inevitable that in the future no industrial agreement
will be registered without union involvement. The role
of the unions in this process is further enshrined
and enhanced by this recent amendment.
But to go on Section 108a(3) says that where an agreement,
if approved by the State Commission, would affect remuneration
or working conditions the State Commission must have
due regard to any relevant guidelines laid down by
the Australian Commission in accordance with Section
Again the far reaching effect of the Australian Commission
is demonstrated by the provision, particularly when
I go on to say that remuneration is defined as including:
- wages or salary;
- amounts payable by way of piece work or contract rates
in respect of employment or service in an industry;
- amounts payable by way of penalty rates for shift premiums;
amounts payable as compo for lost time;
- amounts payable for overtime and special work; and
allowances and working conditions means conditions
of employment or service.
Far reaching and again further entrenching the Australian
Commission's principles within South Australia.
Secondly, Section 143a, inserted into the State Act
by a 1984 amendment, provides that no action in tort
lies in respect of an act or omission done or made
in contemplation or furtherance of an industrial dispute.
Certain exceptions are provided for.
Furthermore, the limitation on bringing an action
in tort is lifted when an industrial dispute has been
resolved by conciliation or arbitration under the Act
and the Full State Commission determines on application
under the section that the dispute arose or was prolonged
by unreasonable conduct on the part of the person against
whom the action is to be brought or where the Full
State Commission determines on the application of any
person that all means provided by the State Act for
resolving a dispute have failed and there is no immediate
prospect for the resolution of the dispute.
The section was inserted into the Act to ensure that
industrial matters are dealt with and resolved within
the system set up for that purpose but if that arbitral
system for resolving disputes fails the sanction of
a common law action then becomes available provided
the Full State Commission first so determines.

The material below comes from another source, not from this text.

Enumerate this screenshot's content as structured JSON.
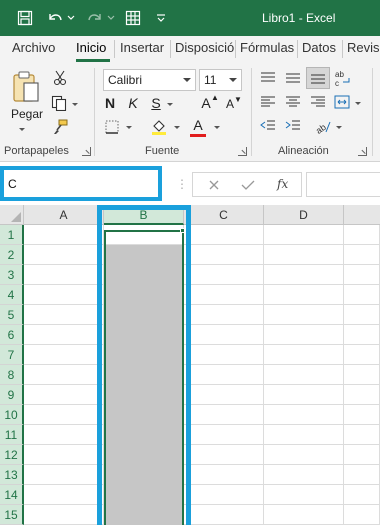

Thirdly Section 31 of the State Act allows dismissed
employees the right to apply to the State Commission
for an order for re-employment to the former position

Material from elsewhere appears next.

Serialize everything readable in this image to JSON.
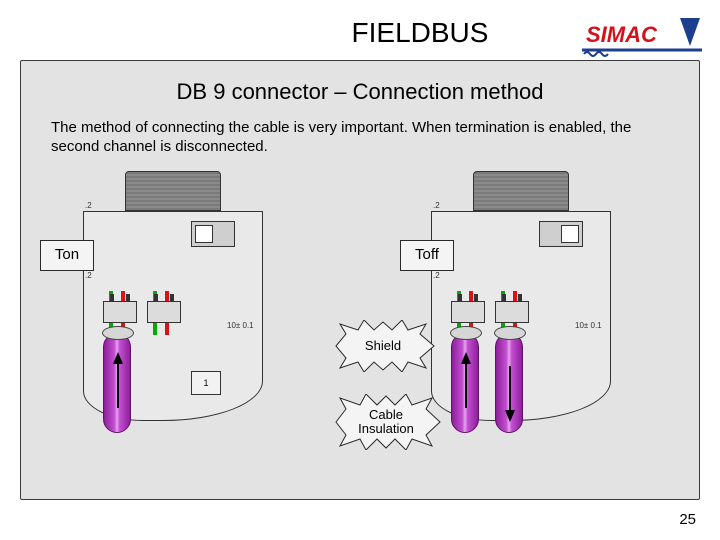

or to another position or more likely for compensation
if the dismissal is found to be harsh, unjust or unreasonable.
From 1 July 1991 applications may only be made by

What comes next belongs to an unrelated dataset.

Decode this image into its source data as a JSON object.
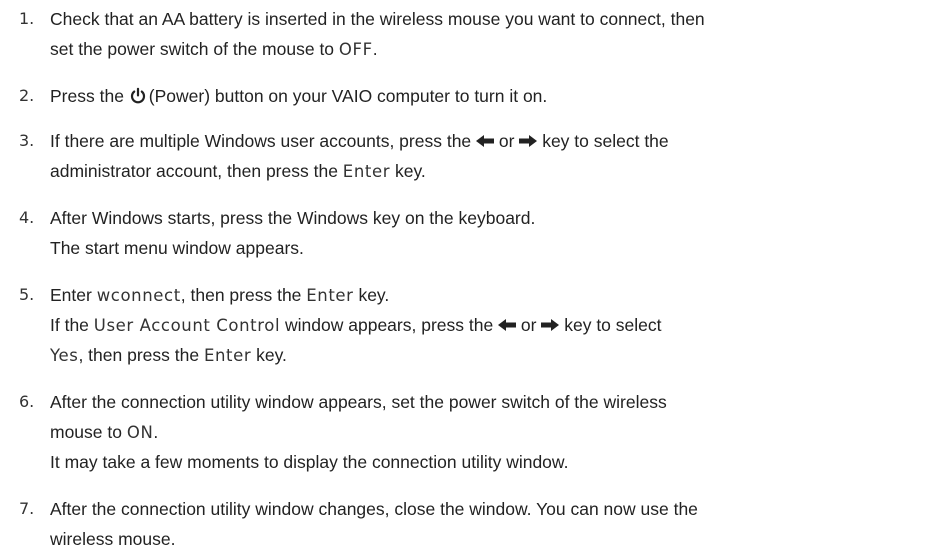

employees whose remuneration is governed by a South
Australian or Federal award or industrial agreement
or whose remuneration is less than $65,000 per annum.
In my experience, national enterprises with a presence
in South Australia find this unfair dismissal section
the severest of all State jurisdictions. Currently,
applications are being filed in record numbers. No
doubt many employees, encouraged by what is basically
a no cost jurisdiction, flash out applications on the
basis that their former employers will take a commercial
decision to make a quick further payment to resolve
the matter rather than fight it on the merits.
Section 31 applications are a constant source of worry,
time and effort to the industrial relations and human
resource managers of many of my firm's eastern State
corporate clients with a presence in South Australia.
Self servingly I conclude then by saying the work
this section provides to me in advising our employer
clients goes some way to filling the gaps caused by
the trends of the past sixteen years to which I referred